=== Task prompt ===
If a line in the data holds the string "text", list it.

Dataset records
--- --- ---

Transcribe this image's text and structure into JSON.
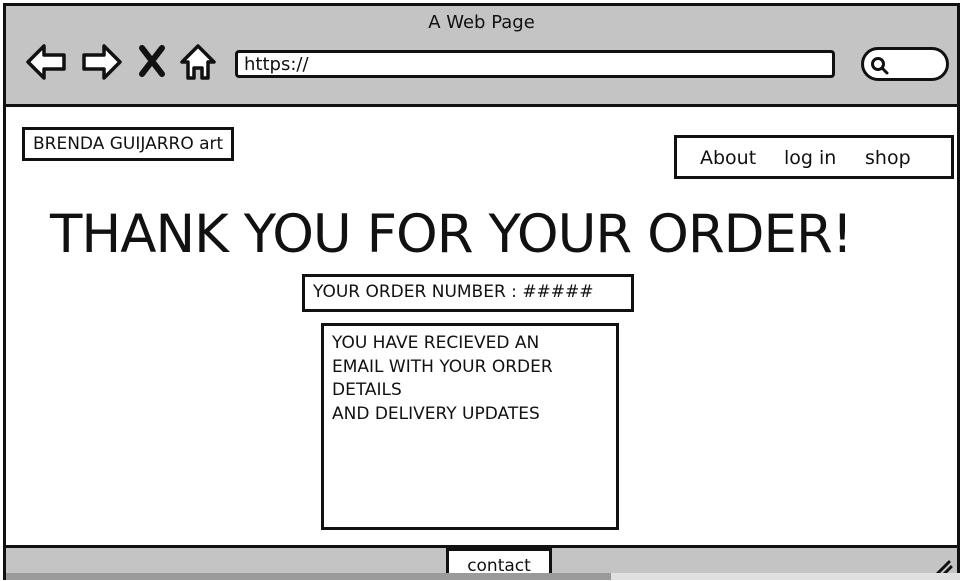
{
  "window": {
    "title": "A Web Page"
  },
  "toolbar": {
    "icons": [
      "back-arrow-icon",
      "forward-arrow-icon",
      "close-x-icon",
      "home-icon"
    ],
    "url": "https://",
    "search_icon": "search-icon"
  },
  "header": {
    "brand": "BRENDA GUIJARRO art",
    "nav": [
      {
        "label": "About"
      },
      {
        "label": "log in"
      },
      {
        "label": "shop"
      }
    ]
  },
  "main": {
    "headline": "THANK YOU FOR YOUR ORDER!",
    "order_number": "YOUR ORDER NUMBER : #####",
    "message_lines": [
      "YOU HAVE RECIEVED AN",
      "EMAIL WITH YOUR ORDER",
      "DETAILS",
      "AND DELIVERY UPDATES"
    ]
  },
  "footer": {
    "contact_label": "contact"
  },
  "colors": {
    "chrome": "#c4c4c4",
    "ink": "#111111",
    "page": "#ffffff"
  }
}
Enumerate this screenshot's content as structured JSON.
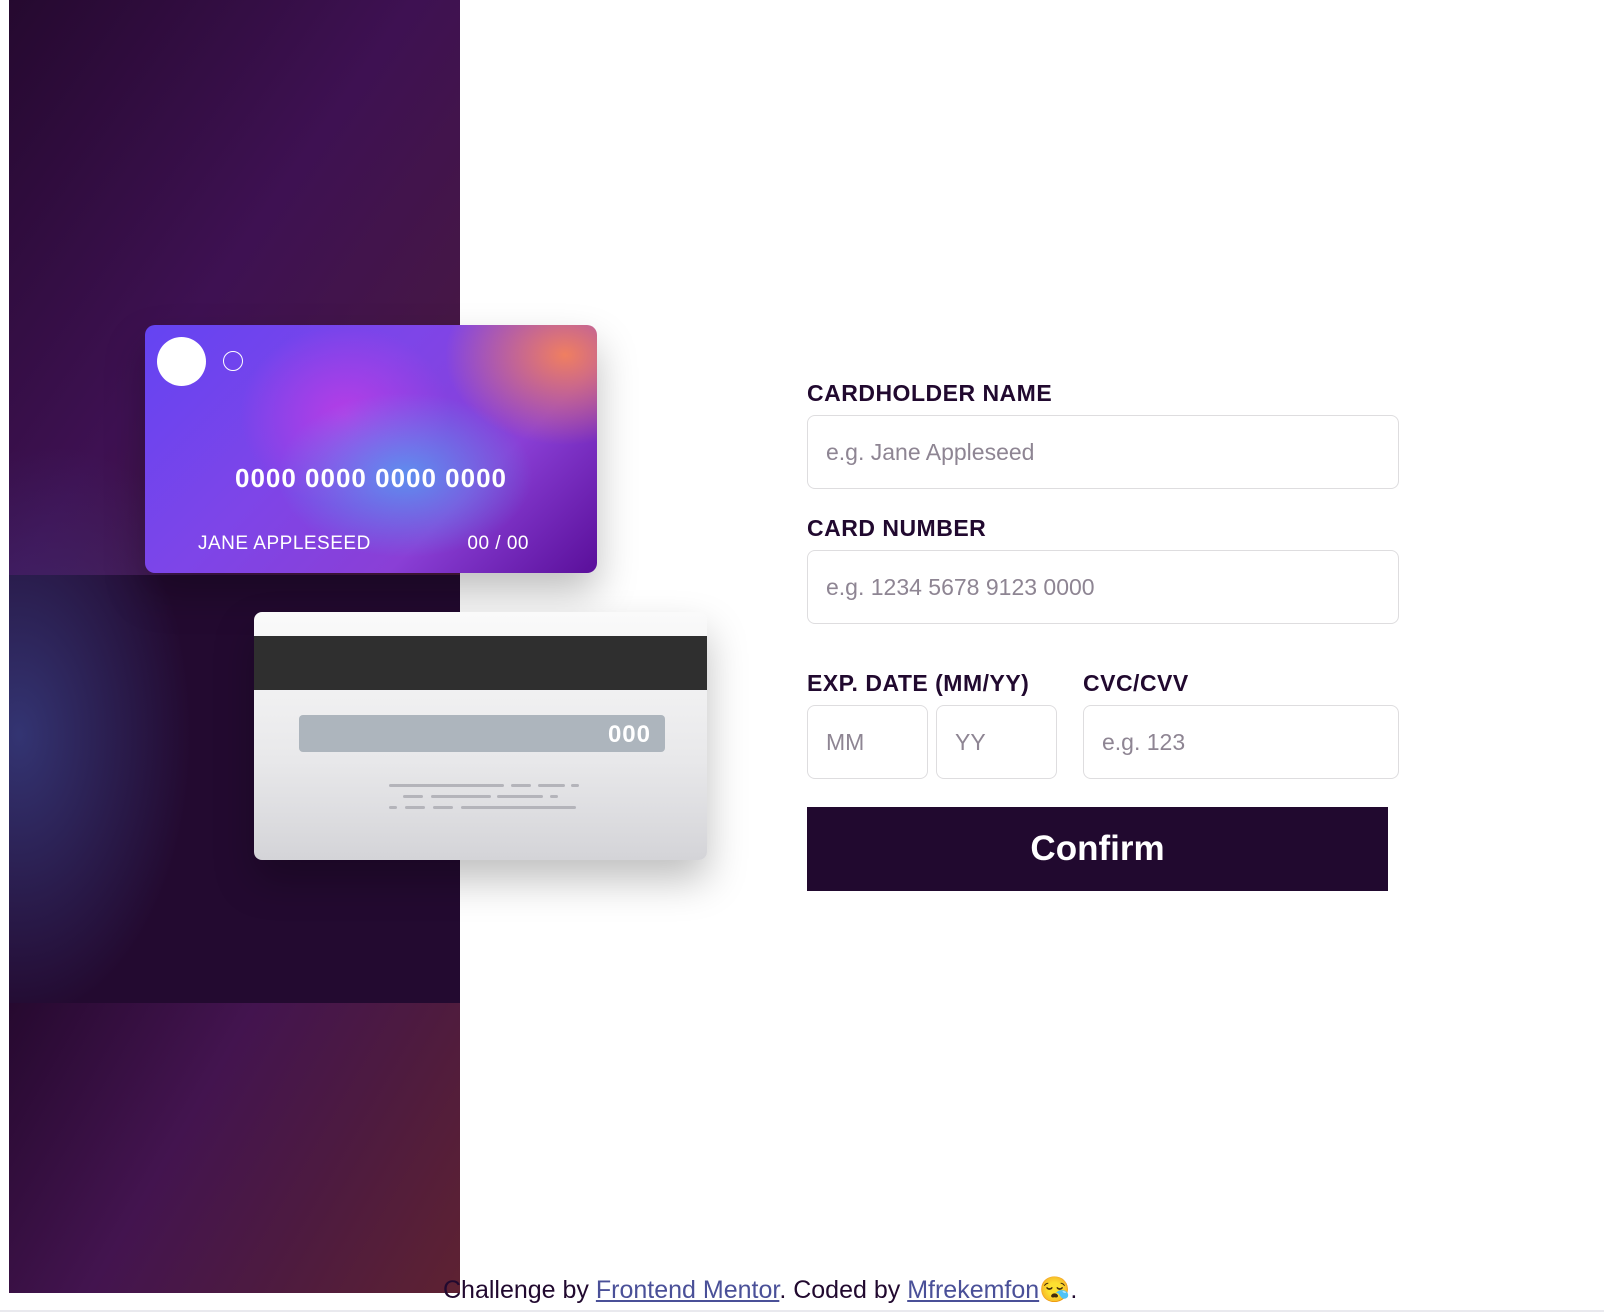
{
  "card_front": {
    "number": "0000 0000 0000 0000",
    "name": "JANE APPLESEED",
    "expiry": "00 / 00"
  },
  "card_back": {
    "cvc": "000"
  },
  "form": {
    "cardholder_label": "CARDHOLDER NAME",
    "cardholder_placeholder": "e.g. Jane Appleseed",
    "number_label": "CARD NUMBER",
    "number_placeholder": "e.g. 1234 5678 9123 0000",
    "exp_label": "EXP. DATE (MM/YY)",
    "month_placeholder": "MM",
    "year_placeholder": "YY",
    "cvc_label": "CVC/CVV",
    "cvc_placeholder": "e.g. 123",
    "confirm_label": "Confirm"
  },
  "footer": {
    "prefix": "Challenge by ",
    "link1": "Frontend Mentor",
    "middle": ". Coded by ",
    "link2": "Mfrekemfon",
    "emoji": "😪",
    "suffix": "."
  },
  "colors": {
    "dark_violet": "#21092f",
    "link": "#4a5098",
    "input_border": "#dedddf"
  }
}
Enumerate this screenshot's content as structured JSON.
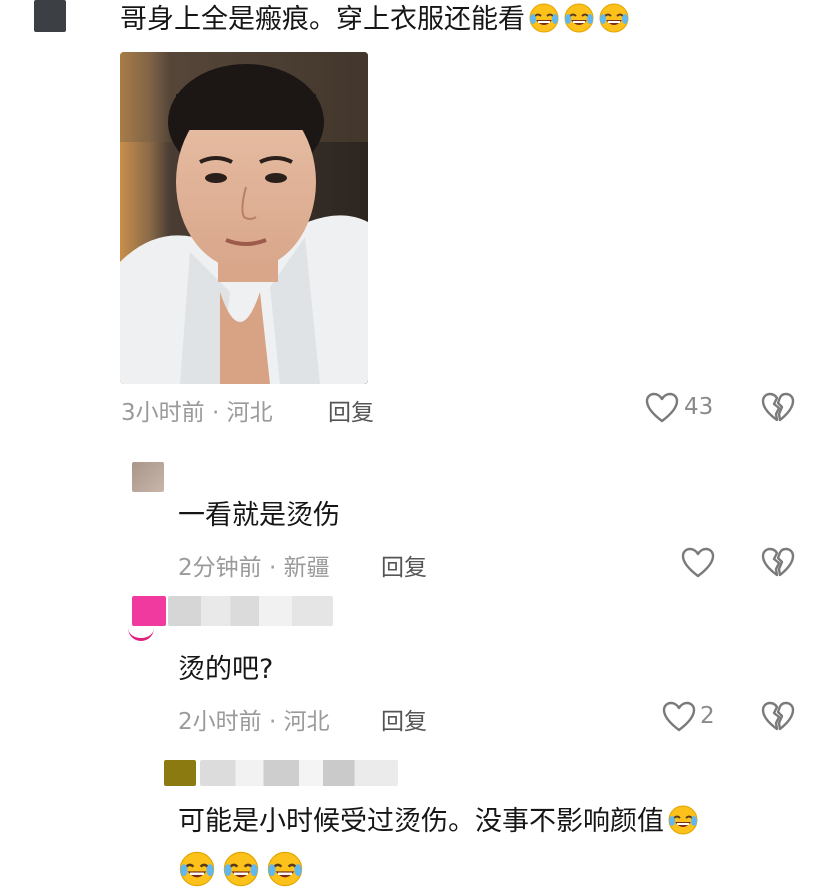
{
  "comment1": {
    "text": "哥身上全是瘢痕。穿上衣服还能看",
    "emoji_count": 3,
    "meta": "3小时前 · 河北",
    "reply": "回复",
    "likes": "43"
  },
  "comment2": {
    "text": "一看就是烫伤",
    "meta": "2分钟前 · 新疆",
    "reply": "回复"
  },
  "comment3": {
    "text": "烫的吧?",
    "meta": "2小时前 · 河北",
    "reply": "回复",
    "likes": "2"
  },
  "comment4": {
    "text": "可能是小时候受过烫伤。没事不影响颜值",
    "emoji_count_line1": 1,
    "emoji_count_line2": 3
  },
  "icons": {
    "like": "heart-outline-icon",
    "dislike": "broken-heart-icon",
    "emoji": "rofl-emoji-icon"
  },
  "colors": {
    "meta_gray": "#9a9a9a",
    "icon_gray": "#7a7a7a",
    "avatar_pink": "#f03aa0",
    "avatar_olive": "#8a7a10"
  }
}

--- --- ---

=== Result for this exercise ===
Transcribe this image's text and structure into JSON.
    "text": "哥身上全是瘢痕。穿上衣服还能看",
    "text": "一看就是烫伤",
    "text": "烫的吧?",
    "text": "可能是小时候受过烫伤。没事不影响颜值",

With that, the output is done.